Reflections On Today’s Gospel Reading

9th June, Feast of St Columcille or Columba

Columcille was born in Gartan, Co. Donegal in 521 and was of royal lineage, belonging to a branch of the O’Neill dynasty. He studied under Saint Mobhi, in the monastery of Glasnevin. He went on to establish monasteries himself in Derry, Durrow, and possibly Kells. In 563 he left Ireland with twelve companions and founded a monastery on the island of Iona off SW Scotland, which was given to him by the ruler of the Irish Dalriada for the purpose of establishing a monastery. The monastery became a place of learning with the copying and illumination of manuscripts. Columcille remained the rest of his life in Scotland, mainly Iona, returning to Ireland only for occasional visits. He died on June 9, 597. Columcille and his companions preached the gospel in the Western part of Scotland. After his death, monks from Iona went to evangelize Northumbria, where they established monasteries at Lindisfarne and Whitby. Columcille and his companions made the word of God fully known wherever they went. During their ministry, they went through many a stormy time, like the disciples in today’s gospel reading. Yet, just as Jesus was with the disciples in the storm at sea and brought them through it, he was with Columcille and his companions through all their difficult moments, and they came to discover, like those disciples, that the Lord was stronger than the storm. Our own following of the Lord, as a community and as individuals, won’t always be easy; the storms and trials of life will often put our faith to the test. Just as Jesus was asleep in the boat, it can seem to us at such times that the Lord is asleep on our watch. Yet, the Lord is always attentive to us. One of the psalms expresses that conviction very well, ‘He who keeps you will not slumber. He who keeps Israel will neither slumber nor sleep’. The Lord is ever watchful and faithful. It is we who can become faithless or, in the rebuke of Jesus to the disciples in the boat, people of ‘little faith’, somewhere between no faith and full faith. We fail to keep the Lord in view. It is because we are all prone to ‘little faith’ that, in the words of Paul in today’s first reading, we need to ‘persevere in prayer’. Perhaps we could keep making our own the prayer of one of the minor characters of the gospel story, the father of a seriously ill boy who prayed to Jesus, ‘Lord, I believe, help my unbelief’.
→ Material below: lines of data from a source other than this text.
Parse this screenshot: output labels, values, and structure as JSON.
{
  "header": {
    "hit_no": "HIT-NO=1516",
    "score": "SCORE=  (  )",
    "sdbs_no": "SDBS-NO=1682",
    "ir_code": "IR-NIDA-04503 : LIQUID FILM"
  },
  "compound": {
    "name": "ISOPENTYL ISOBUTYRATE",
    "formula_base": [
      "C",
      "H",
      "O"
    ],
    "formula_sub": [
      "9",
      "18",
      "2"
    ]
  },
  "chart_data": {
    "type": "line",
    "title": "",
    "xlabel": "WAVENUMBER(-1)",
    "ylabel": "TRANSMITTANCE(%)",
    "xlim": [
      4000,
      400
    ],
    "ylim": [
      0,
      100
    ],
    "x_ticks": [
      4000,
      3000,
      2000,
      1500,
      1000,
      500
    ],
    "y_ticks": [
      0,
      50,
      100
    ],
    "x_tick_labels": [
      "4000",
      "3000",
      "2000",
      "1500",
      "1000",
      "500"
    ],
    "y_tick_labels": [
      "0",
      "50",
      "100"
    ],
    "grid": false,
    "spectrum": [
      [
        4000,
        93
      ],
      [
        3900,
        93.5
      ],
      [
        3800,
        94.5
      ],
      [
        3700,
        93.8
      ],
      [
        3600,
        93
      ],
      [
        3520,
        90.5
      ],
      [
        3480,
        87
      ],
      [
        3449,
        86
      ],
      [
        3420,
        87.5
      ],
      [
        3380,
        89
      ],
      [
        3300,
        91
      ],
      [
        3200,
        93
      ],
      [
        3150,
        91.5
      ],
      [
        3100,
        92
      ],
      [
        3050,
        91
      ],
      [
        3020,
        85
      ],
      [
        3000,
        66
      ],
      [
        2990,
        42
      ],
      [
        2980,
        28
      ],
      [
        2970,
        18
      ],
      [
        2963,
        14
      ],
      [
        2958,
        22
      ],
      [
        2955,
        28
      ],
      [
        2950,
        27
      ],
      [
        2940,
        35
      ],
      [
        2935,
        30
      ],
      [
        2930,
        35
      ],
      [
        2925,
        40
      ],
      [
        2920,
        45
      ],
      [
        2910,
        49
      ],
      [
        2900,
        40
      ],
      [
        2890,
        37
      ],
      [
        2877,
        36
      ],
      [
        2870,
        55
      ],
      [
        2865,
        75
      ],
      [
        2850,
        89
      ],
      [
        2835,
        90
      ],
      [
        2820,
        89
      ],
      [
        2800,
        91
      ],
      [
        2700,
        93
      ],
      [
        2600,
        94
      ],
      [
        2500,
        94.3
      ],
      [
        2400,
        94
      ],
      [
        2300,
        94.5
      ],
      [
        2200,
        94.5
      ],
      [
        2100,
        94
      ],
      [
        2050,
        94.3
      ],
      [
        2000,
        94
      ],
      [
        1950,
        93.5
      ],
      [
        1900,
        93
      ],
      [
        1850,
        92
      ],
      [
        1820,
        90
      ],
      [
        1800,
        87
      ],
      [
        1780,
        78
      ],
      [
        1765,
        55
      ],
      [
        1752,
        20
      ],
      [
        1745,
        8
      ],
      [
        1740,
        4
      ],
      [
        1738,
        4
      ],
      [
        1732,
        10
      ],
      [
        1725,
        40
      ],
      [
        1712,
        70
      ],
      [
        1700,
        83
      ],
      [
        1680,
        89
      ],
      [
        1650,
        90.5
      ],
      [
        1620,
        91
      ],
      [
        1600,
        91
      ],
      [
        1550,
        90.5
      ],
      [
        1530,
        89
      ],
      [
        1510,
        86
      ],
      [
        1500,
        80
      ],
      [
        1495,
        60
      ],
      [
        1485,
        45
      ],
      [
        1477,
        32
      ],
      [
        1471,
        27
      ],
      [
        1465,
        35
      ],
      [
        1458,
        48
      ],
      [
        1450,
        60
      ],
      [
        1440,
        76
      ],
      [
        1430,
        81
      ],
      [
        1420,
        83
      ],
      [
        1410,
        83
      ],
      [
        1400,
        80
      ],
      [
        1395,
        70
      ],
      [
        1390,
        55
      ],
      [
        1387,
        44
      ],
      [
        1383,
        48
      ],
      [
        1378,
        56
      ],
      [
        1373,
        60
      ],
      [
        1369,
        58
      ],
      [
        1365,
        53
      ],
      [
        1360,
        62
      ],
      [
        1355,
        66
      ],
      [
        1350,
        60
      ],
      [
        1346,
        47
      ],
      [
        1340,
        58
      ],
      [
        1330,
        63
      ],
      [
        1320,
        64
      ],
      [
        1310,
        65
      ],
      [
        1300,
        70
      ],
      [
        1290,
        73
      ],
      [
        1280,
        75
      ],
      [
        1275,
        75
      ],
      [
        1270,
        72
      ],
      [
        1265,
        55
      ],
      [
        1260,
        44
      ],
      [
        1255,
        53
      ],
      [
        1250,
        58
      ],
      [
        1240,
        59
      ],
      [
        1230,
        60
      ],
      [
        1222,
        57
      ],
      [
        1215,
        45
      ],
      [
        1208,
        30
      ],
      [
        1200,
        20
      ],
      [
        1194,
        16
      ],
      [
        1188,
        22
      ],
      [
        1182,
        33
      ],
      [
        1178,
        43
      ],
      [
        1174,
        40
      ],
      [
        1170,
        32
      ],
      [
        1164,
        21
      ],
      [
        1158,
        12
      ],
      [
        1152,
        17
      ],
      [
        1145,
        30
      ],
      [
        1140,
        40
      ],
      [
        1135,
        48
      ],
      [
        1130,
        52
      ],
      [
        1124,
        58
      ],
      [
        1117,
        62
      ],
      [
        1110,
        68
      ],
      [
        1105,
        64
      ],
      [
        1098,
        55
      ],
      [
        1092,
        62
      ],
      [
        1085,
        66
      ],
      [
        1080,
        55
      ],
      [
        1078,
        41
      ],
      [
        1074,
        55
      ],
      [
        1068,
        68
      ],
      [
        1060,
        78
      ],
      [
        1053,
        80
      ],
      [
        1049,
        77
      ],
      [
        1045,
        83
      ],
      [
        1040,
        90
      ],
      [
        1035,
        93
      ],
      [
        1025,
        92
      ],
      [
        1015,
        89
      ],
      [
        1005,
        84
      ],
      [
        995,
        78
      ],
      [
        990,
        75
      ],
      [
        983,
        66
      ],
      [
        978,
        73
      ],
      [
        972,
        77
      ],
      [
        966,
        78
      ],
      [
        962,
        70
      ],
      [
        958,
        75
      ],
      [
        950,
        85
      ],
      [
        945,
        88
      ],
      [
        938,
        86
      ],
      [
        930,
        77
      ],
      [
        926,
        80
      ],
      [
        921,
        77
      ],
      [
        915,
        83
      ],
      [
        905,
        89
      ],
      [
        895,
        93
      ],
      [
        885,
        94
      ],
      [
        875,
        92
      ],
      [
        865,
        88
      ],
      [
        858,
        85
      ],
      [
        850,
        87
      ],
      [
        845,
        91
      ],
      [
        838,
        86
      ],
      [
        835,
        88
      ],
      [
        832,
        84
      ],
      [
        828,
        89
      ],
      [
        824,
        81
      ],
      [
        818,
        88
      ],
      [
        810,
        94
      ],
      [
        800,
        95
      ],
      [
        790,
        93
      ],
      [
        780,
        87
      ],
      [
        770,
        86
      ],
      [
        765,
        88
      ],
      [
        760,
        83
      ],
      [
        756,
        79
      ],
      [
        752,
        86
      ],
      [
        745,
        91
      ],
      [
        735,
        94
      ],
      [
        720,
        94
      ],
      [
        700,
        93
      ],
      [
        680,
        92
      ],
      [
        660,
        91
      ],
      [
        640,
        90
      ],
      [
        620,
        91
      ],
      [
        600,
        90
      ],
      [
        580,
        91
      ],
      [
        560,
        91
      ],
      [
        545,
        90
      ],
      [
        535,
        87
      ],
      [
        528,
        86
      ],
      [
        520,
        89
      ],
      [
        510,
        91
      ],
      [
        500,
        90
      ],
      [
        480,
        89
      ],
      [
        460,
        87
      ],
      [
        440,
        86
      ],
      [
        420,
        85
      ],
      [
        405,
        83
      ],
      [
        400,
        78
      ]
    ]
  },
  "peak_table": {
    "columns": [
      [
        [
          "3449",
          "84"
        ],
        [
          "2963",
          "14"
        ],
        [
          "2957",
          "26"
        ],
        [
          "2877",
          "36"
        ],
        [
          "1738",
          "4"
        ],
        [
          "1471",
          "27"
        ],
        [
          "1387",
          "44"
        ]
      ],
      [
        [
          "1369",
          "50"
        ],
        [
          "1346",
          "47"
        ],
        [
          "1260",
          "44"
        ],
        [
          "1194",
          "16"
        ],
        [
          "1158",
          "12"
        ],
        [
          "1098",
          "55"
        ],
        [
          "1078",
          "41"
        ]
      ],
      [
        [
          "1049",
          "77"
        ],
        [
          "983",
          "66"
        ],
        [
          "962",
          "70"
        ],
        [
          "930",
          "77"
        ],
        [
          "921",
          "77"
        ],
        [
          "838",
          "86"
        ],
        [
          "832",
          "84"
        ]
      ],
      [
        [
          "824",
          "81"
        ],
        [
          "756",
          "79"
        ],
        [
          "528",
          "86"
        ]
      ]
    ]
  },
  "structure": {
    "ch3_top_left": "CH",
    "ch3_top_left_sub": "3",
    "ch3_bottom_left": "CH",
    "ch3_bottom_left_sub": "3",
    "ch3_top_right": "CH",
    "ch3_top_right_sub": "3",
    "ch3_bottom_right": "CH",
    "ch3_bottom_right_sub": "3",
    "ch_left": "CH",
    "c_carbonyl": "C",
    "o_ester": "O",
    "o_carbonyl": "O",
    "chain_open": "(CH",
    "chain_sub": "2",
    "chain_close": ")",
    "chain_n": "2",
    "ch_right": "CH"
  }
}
Friday, Ninth Week in Ordinary Time

There is a great deal of the praise of God in today’s first reading. When Tobias healed the blindness of his father Tobit, his father, fell on his son’s neck and exclaimed, ‘Blessed be God! Blessed be his great name! Blessed be all his holy angels! Blessed be his great name for evermore!’ When Tobias went into his father’s house, he joyfully blessed God, telling his father everything about the journey he had just completed. Then Tobit set off to the gates of Nineveh to meet his daughter-in-law for the first time, ‘giving joyful praise to God as he went’. When he met, Sarah, his daughter in law, he blessed her with the words, ‘Blessed by your God for sending you to us, my daughter’. Tobit and Tobias recognized the presence of God in all that was happening around them and they gave praise and thanks to God for it. We are all probably much more familiar with the prayer of petition. When we are in difficulty to ask God to help us. We pray to God out of the depths. That is as it should be. Sometimes, we forget to praise and thank God for the blessings that come our way in life. We don’t think of God as easily in good times as in bad times. According to the gospel reading, the majority of the people heard Jesus with delight. The presence of Jesus, his deeds and his words, brought them joy, and led them to praise God. Jesus is God’s gift to us all. We can all hear him with delight. God’s gift of his Son to us gives us very good reason to praise and thank God. We say formal prayers of praise and thanks to God in the Mass. Yet, Tobit and Tobias, and the people in the gospel reading, encourage us to be spontaneous in our prayer of praise and thanks to God. It is a prayer that can arise in our hearts at any time of the day, in any place, in response to the Lord’s many, daily, blessings. In the words of today’s psalm, ‘I will praise the Lord all my days’.